Hong Kong has always been a vibrant center for world cinema, with massive production of kung fu films and martial arts productions before the Hong Kong New Wave changed the industry forever. Insensitive to mainland China’s strict censorship laws due to its former status as a British colony, Hong Kong’s film industry has maintained a distant relationship with the Chinese government and has never been subsidized by the government either. As a result, Hong Kong productions were commercial in nature until the more scholarly work of the New Wave.
The Shaw Brothers studio and Bruce Lee were largely responsible for bringing the kung fu genre to Western audiences, but after Lee’s tragic demise in 1973, the genre experienced a sharp drop in quality. New filmmakers stepped in to take charge of the revival of Hong Kong cinema, led by pioneering figures like Tsui Hark and Ann Hui before global icons like Wong Kar-wai turned the New Wave into a cultural phenomenon.
Unlike previous traditions of cinema in Hong Kong, the writers of the New Wave were not only influenced by the commercialism of Hollywood. Their heroes were the experimental geniuses of the French New Wave like Jean-Luc Godard, and they tried to follow in their footsteps by putting forward their own styles. Through the use of new editing techniques, stylized visual narratives, and the significant remoteness of the restrictive studio system, the Hong Kong New Wave has managed to revitalize a completely stagnant industry by reimagining the potential of the film medium itself. .
In recent years, there has been a notable drop again due to Hong Kong’s unstable socio-political climate and its strained ties with mainland China. While there have been commendable explorations of LGBTQ + themes in recent Hong Kong films like Ray Yeung’s Suk suk (2019), most of the projects gravitate again to the realm of stereotypical commercialism. Given the enormous popularity of Netflix thrillers that follow similar patterns, Hong Kong studios regard spinoff romantic dramas and uninspired crime thrillers as the key to success.
Considering that some of the most fiercely original filmmakers in film history came from Hong Kong, this is a tragic state of affairs that is made worse by the new Chinese policy. According to Hong Kong Secretary of Commerce Edward Yau, the new film censorship laws aim to prevent “cases, acts or activities which could endorse, support, glorify, encourage and incite such activities which could endanger the national security ”.
Censorship is the antithesis of art, and the CCP is taking all necessary measures to ensure that the rich history and future potential of Hong Kong’s film industry does not pose a threat to their tyranny. “The amendments this time are simple and straightforward. The goal is to consolidate our legal foundation regarding film censorship work to prevent acts against national security, ”Yau explained. “Administrative decisions would always be subject to the review board, except in cases where such cases involve national security – then we will not apply the power given to the board.”

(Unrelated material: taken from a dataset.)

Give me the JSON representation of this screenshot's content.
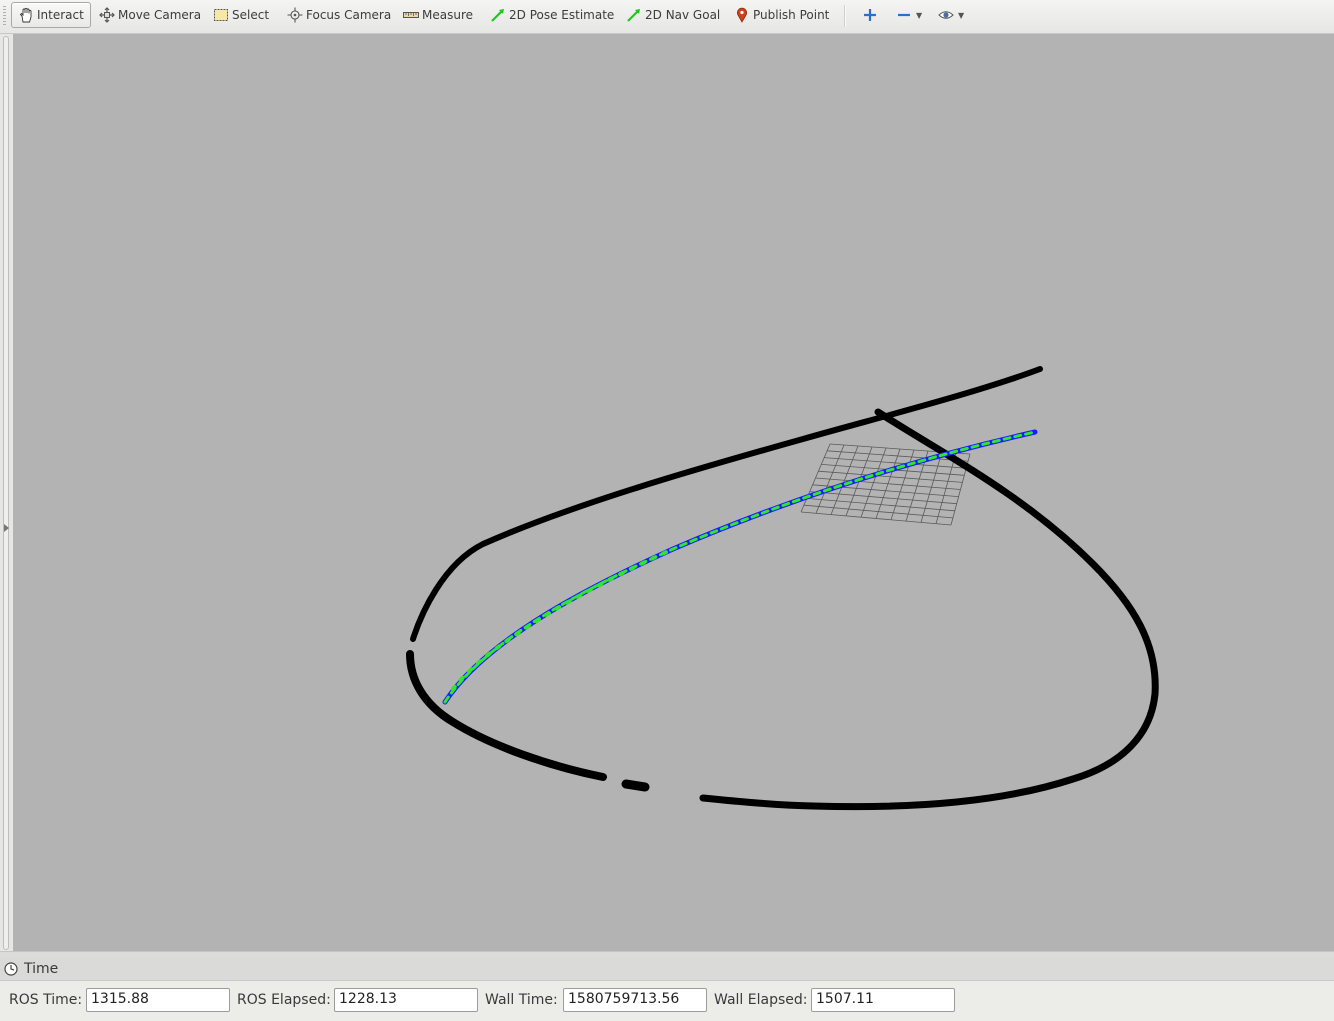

Thanks to these draconian laws, new projects like the recent documentary on same-sex marriage in Taiwan – Taiwan equals love – was banned by the censorship committee because China considers Taiwan to be an extension of its jurisdiction. This is not an isolated example, with projections for Inside the red brick wall and Where the wind blows canceled alongside other politically conscious films and documentaries. Hong Kong’s historic distance from mainland governance will be further reduced as Hong Kong films will now undergo the same censorship processes as mainland projects.

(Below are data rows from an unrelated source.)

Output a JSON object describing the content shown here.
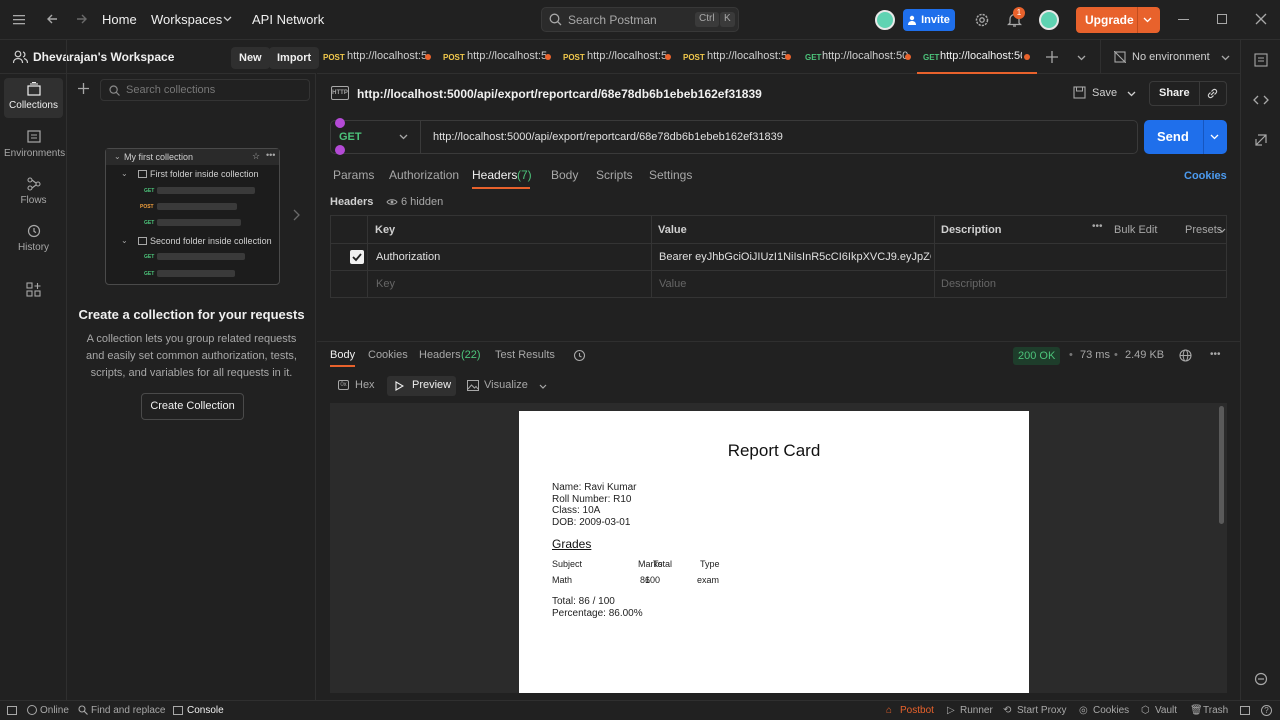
{
  "topbar": {
    "home": "Home",
    "workspaces": "Workspaces",
    "api_network": "API Network",
    "search_placeholder": "Search Postman",
    "kbd_ctrl": "Ctrl",
    "kbd_k": "K",
    "invite": "Invite",
    "notification_count": "1",
    "upgrade": "Upgrade"
  },
  "sidebar": {
    "workspace_name": "Dhevarajan's Workspace",
    "new_btn": "New",
    "import_btn": "Import",
    "search_placeholder": "Search collections",
    "rail": [
      {
        "label": "Collections",
        "icon": "collections-icon"
      },
      {
        "label": "Environments",
        "icon": "environments-icon"
      },
      {
        "label": "Flows",
        "icon": "flows-icon"
      },
      {
        "label": "History",
        "icon": "history-icon"
      }
    ],
    "illustration": {
      "collection": "My first collection",
      "folder1": "First folder inside collection",
      "folder2": "Second folder inside collection",
      "m_get": "GET",
      "m_post": "POST"
    },
    "empty_title": "Create a collection for your requests",
    "empty_desc": "A collection lets you group related requests and easily set common authorization, tests, scripts, and variables for all requests in it.",
    "create_btn": "Create Collection"
  },
  "tabs": [
    {
      "method": "POST",
      "url": "http://localhost:5",
      "color": "#f2c94c"
    },
    {
      "method": "POST",
      "url": "http://localhost:5",
      "color": "#f2c94c"
    },
    {
      "method": "POST",
      "url": "http://localhost:5",
      "color": "#f2c94c"
    },
    {
      "method": "POST",
      "url": "http://localhost:5",
      "color": "#f2c94c"
    },
    {
      "method": "GET",
      "url": "http://localhost:50",
      "color": "#4cc37a"
    },
    {
      "method": "GET",
      "url": "http://localhost:50",
      "color": "#4cc37a",
      "active": true
    }
  ],
  "env": {
    "label": "No environment"
  },
  "request": {
    "title": "http://localhost:5000/api/export/reportcard/68e78db6b1ebeb162ef31839",
    "save": "Save",
    "share": "Share",
    "method": "GET",
    "url": "http://localhost:5000/api/export/reportcard/68e78db6b1ebeb162ef31839",
    "send": "Send",
    "tabs": [
      "Params",
      "Authorization",
      "Headers",
      "Body",
      "Scripts",
      "Settings"
    ],
    "headers_count": "(7)",
    "cookies": "Cookies",
    "headers_label": "Headers",
    "hidden": "6 hidden",
    "table": {
      "col_key": "Key",
      "col_value": "Value",
      "col_desc": "Description",
      "bulk_edit": "Bulk Edit",
      "presets": "Presets",
      "row_key": "Authorization",
      "row_value": "Bearer eyJhbGciOiJIUzI1NiIsInR5cCI6IkpXVCJ9.eyJpZCI...",
      "ph_key": "Key",
      "ph_value": "Value",
      "ph_desc": "Description"
    }
  },
  "response": {
    "tabs": [
      "Body",
      "Cookies",
      "Headers",
      "Test Results"
    ],
    "headers_count": "(22)",
    "status": "200 OK",
    "time": "73 ms",
    "size": "2.49 KB",
    "modes": [
      "Hex",
      "Preview",
      "Visualize"
    ],
    "report": {
      "title": "Report Card",
      "name": "Name: Ravi Kumar",
      "roll": "Roll Number: R10",
      "class": "Class: 10A",
      "dob": "DOB: 2009-03-01",
      "grades": "Grades",
      "col_subject": "Subject",
      "col_marks": "Marks",
      "col_total": "Total",
      "col_type": "Type",
      "subject": "Math",
      "marks": "86",
      "total": "100",
      "type": "exam",
      "total_line": "Total: 86 / 100",
      "percentage": "Percentage: 86.00%"
    }
  },
  "bottombar": {
    "online": "Online",
    "find": "Find and replace",
    "console": "Console",
    "postbot": "Postbot",
    "runner": "Runner",
    "proxy": "Start Proxy",
    "cookies": "Cookies",
    "vault": "Vault",
    "trash": "Trash"
  }
}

As if that weren’t enough, the CCP forced the relevant authorities in Hong Kong to search their film archives in order to ban old films considered to be subversive. “Any film intended for public exhibition, past, present and future, will need to get approval,” Yau said in a statement. The intention of the CCP is to nullify the possibility of political awakening through art in the future as well as the systematic erasure of the sacred history of Hong Kong cinema. If “illegal films” are shown, there can be a maximum sentence of three years in prison and a hefty fine of $ 130,000.

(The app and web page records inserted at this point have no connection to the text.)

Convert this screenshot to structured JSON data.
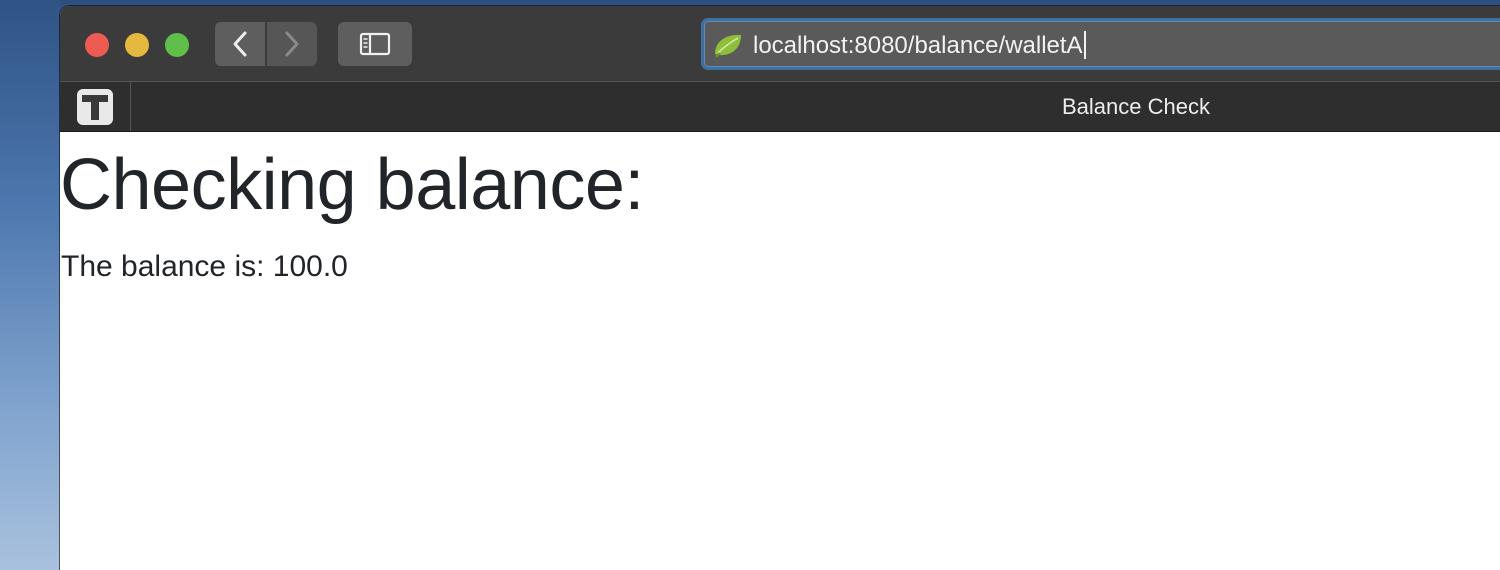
{
  "browser": {
    "address_bar": {
      "url": "localhost:8080/balance/walletA",
      "favicon": "spring-leaf-icon"
    },
    "toolbar": {
      "back_icon": "chevron-left-icon",
      "forward_icon": "chevron-right-icon",
      "sidebar_icon": "sidebar-icon"
    },
    "tabs": {
      "pinned_icon": "t-app-icon",
      "active_tab_title": "Balance Check"
    }
  },
  "page": {
    "heading": "Checking balance:",
    "balance_line": "The balance is: 100.0"
  },
  "colors": {
    "close": "#ee5b53",
    "minimize": "#e5b840",
    "maximize": "#5fbf4a",
    "text": "#212529",
    "address_focus": "#3f6f9e"
  }
}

If you think this is the extent of cinema’s new dystopian future under the CCP, it isn’t. China is also attacking celebrity culture in the country, trying to rectify the image projected by male stars by calling them a “sissy” and forcing foreign citizens to renounce their citizenship in order to continue working in the country. China. Singer and actress Maria Cordero is about to renounce her Portuguese nationality, saying: “If you really want to work in mainland China, then this is the right thing to do. If you work there, you have to take Chinese citizenship. I have no problem with that… I think they’re all going to do this, one after the other. Unless they decide they don’t want to make that kind of money anymore.
These same pernicious laws have already been used to arrest several pro-democracy activists in the name of national security. With these laws, the CCP has made it clear that it is not interested in the artistic development or intellectual growth of the country’s creative heritage. Instead, China is focusing on building a control regime where industries act as ideological state apparatuses for government with relative ease. For fans who grew up watching deliciously subversive Hong Kong masterpieces, this means nothing less than the definitive death of Hong Kong cinema.